She further informed that another organic fertilizer production plant is coming up in Sha Adha, Wangduephodrang, in collaboration with Farm Machinery Corporation Limited (FMCL) and a Korean company as a joint venture which, will be focusing on organic fertilizer, apart from producing bio fertilizer.
“The bio fertilizer target is to produce 450MT to 500MT of bio fertilizer. Bio fertilizer can not only be used in the farm as an organic fertilizer. It can be used to enrich and make organic manures and fertilizers better and enhance efficiency,” Kesang said.
Kesang further stated that with the bio fertilizer, the volume of fertilizer required will be reduced as compared to other fertilizers.
Meanwhile, like all activities of the 12th Five Year Plan (FYP), the organic flagship program would end in June 2023. However, officials involved in the program say it does not mean that everything related to organic farming will be shut. Rather activities and implementation will continue even after June 2023. For the final year of the project, the government has allocated Nu 127mn.
The organic flagship was initially approved with Nu 1bn by the Prime Minister’s Office (PMO). However, due to the pandemic, the budget was reduced to Nu 650mn after the prioritisation exercise.
“By the end of next year, about Nu 450mn to Nu 500mn will be used as we cannot do some of the activities like farmer’s trainings, trade expos, including participation and promotion,” Kesang said.
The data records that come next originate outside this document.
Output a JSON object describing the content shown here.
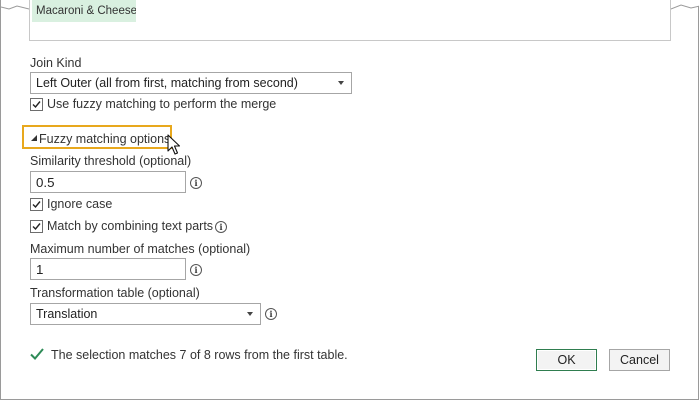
{
  "preview": {
    "cell_text": "Macaroni & Cheese"
  },
  "join_kind": {
    "label": "Join Kind",
    "selected": "Left Outer (all from first, matching from second)"
  },
  "fuzzy_checkbox": {
    "label": "Use fuzzy matching to perform the merge",
    "checked": true
  },
  "fuzzy_options": {
    "toggle_label": "Fuzzy matching options",
    "similarity_label": "Similarity threshold (optional)",
    "similarity_value": "0.5",
    "ignore_case_label": "Ignore case",
    "ignore_case_checked": true,
    "combine_parts_label": "Match by combining text parts",
    "combine_parts_checked": true,
    "max_matches_label": "Maximum number of matches (optional)",
    "max_matches_value": "1",
    "transformation_label": "Transformation table (optional)",
    "transformation_selected": "Translation"
  },
  "status": {
    "text": "The selection matches 7 of 8 rows from the first table."
  },
  "buttons": {
    "ok": "OK",
    "cancel": "Cancel"
  },
  "colors": {
    "highlight": "#e8a81d",
    "check_green": "#2e8b57",
    "ok_border": "#2f7d4f"
  },
  "icons": {
    "info": "info-icon",
    "check": "checkmark-icon",
    "cursor": "mouse-pointer-icon"
  }
}
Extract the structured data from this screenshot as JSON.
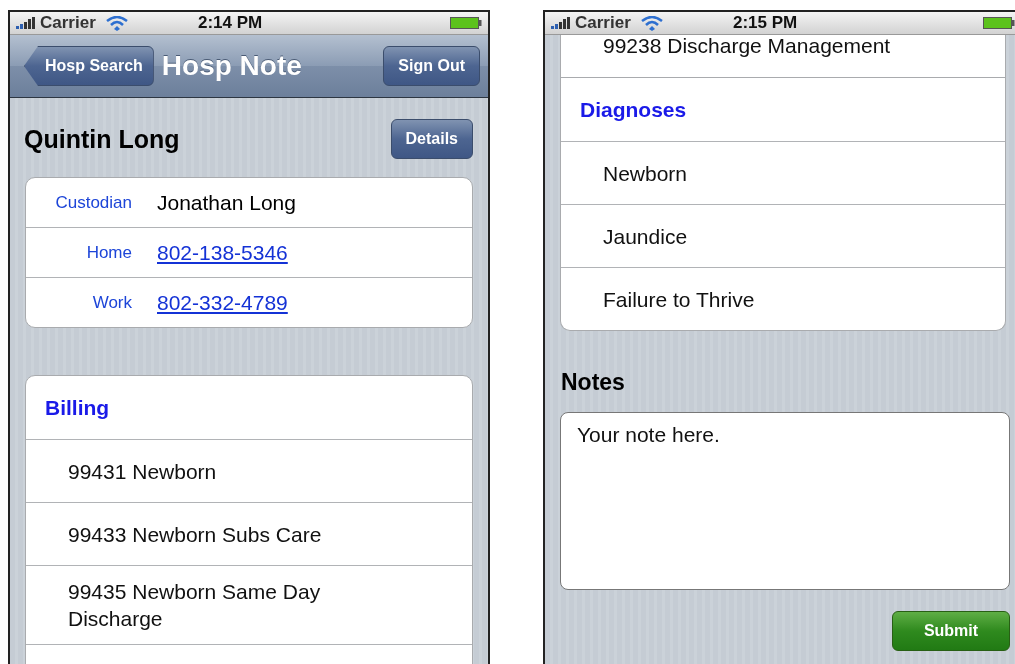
{
  "screens": [
    {
      "status_bar": {
        "carrier": "Carrier",
        "time": "2:14 PM"
      },
      "nav_bar": {
        "back_button": "Hosp Search",
        "title": "Hosp Note",
        "right_button": "Sign Out"
      },
      "patient": {
        "name": "Quintin Long",
        "details_button": "Details"
      },
      "contacts": [
        {
          "label": "Custodian",
          "value": "Jonathan Long",
          "kind": "text"
        },
        {
          "label": "Home",
          "value": "802-138-5346",
          "kind": "link"
        },
        {
          "label": "Work",
          "value": "802-332-4789",
          "kind": "link"
        }
      ],
      "sections": [
        {
          "header": "Billing",
          "rows": [
            "99431 Newborn",
            "99433 Newborn Subs Care",
            "99435 Newborn Same Day Discharge"
          ],
          "continues": true
        }
      ]
    },
    {
      "status_bar": {
        "carrier": "Carrier",
        "time": "2:15 PM"
      },
      "sections": [
        {
          "rows": [
            "99238 Discharge Management"
          ],
          "continues": false
        },
        {
          "header": "Diagnoses",
          "rows": [
            "Newborn",
            "Jaundice",
            "Failure to Thrive"
          ],
          "continues": false
        }
      ],
      "notes": {
        "heading": "Notes",
        "value": "Your note here.",
        "submit_button": "Submit"
      }
    }
  ]
}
However, the specialist said that under the flagship program, farmers continue to be trained on various field.
The organic flagship program mainly focuses on three commodities, ginger, turmeric and buckwheat. The flagship was started with focus on 12 commercialized products. But with some changes and priorities directed by the government, the program focused on these three commodities.
The flagship program supports the three products with commercial production, crop management, input supplies, and value chain development, processing and marketing with organic certification, amongst others.
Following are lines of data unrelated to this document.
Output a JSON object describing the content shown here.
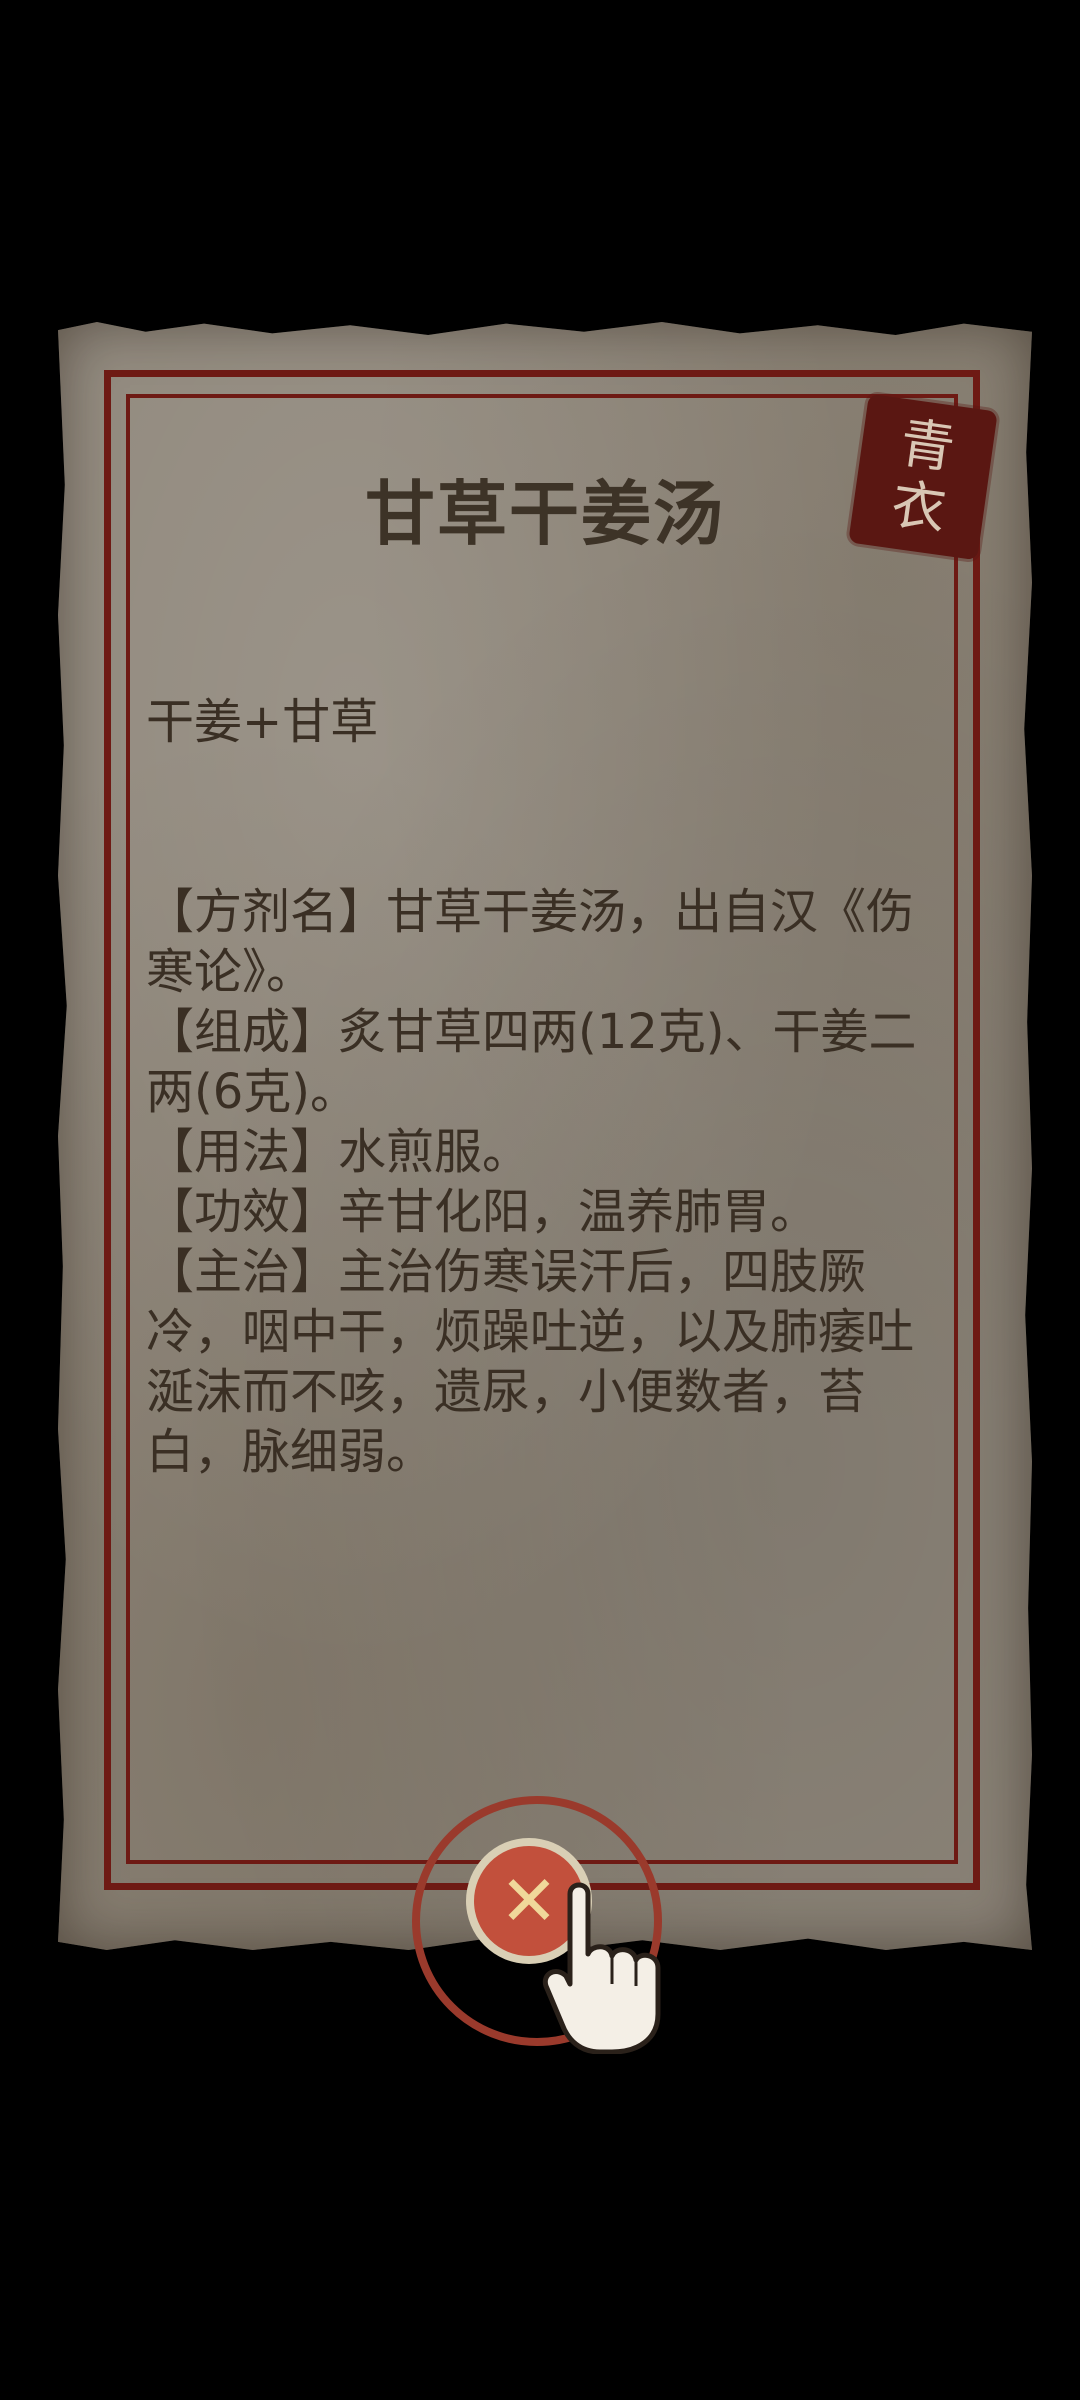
{
  "card": {
    "title": "甘草干姜汤",
    "seal_text_top": "青",
    "seal_text_bottom": "衣",
    "formula": "干姜+甘草",
    "details": [
      "【方剂名】甘草干姜汤，出自汉《伤寒论》。",
      "【组成】炙甘草四两(12克)、干姜二两(6克)。",
      "【用法】水煎服。",
      "【功效】辛甘化阳，温养肺胃。",
      "【主治】主治伤寒误汗后，四肢厥冷，咽中干，烦躁吐逆，以及肺痿吐涎沫而不咳，遗尿，小便数者，苔白，脉细弱。"
    ]
  },
  "close_button": {
    "icon": "close-icon",
    "glyph": "✕"
  },
  "colors": {
    "paper": "#8f877b",
    "border": "#6e1a14",
    "seal": "#5a1712",
    "close": "#c2503c"
  }
}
In 2021, the organic commodity production was 2392MT (Metric tonnes) including other organic commodities. The revenue generated was about Nu 19.5mn.
Currently, Kesang said that the highest area for the production of the organic commodities is in Samdrupjongkhar, Tsirang and Sarpang.
In 2002, Bhutan took its first step to embrace organic agriculture by opening a small organic agriculture (OA) unit under the Department of Agriculture. After a decade, during the Rio+20 Summit in 2012, Bhutan made an ambitious declaration to the international community to become a fully OAcountry by 2020.
According to the United Nations Food and Agriculture Organisation (FOA), OA is less harmful compared to most other forms of farming, and offers multiple benefits that address Sustainable Development Goals (SDGs). Cognizant of its myriad positive roles, OA is increasingly being adopted across the world and for the first time in 2019, the global share of agricultural land under OA reached 1.5%.
There is increasing awareness that OA makes important contributions to safer food and fiber production with minimal adverse impacts on society, economy and environment. Thus, OA is seen as an important tool for addressing multiple SDGs. The FOA has said that whilst healthy and sustainable food has direct and indirect link to all the 17 SDGs, OA has more relevance and direct contribution to at least eight goals, including Zero Hunger, Good Health and Well-being, Clean Water and Decent Work Conditions.
Sherab Dorji from Thimphu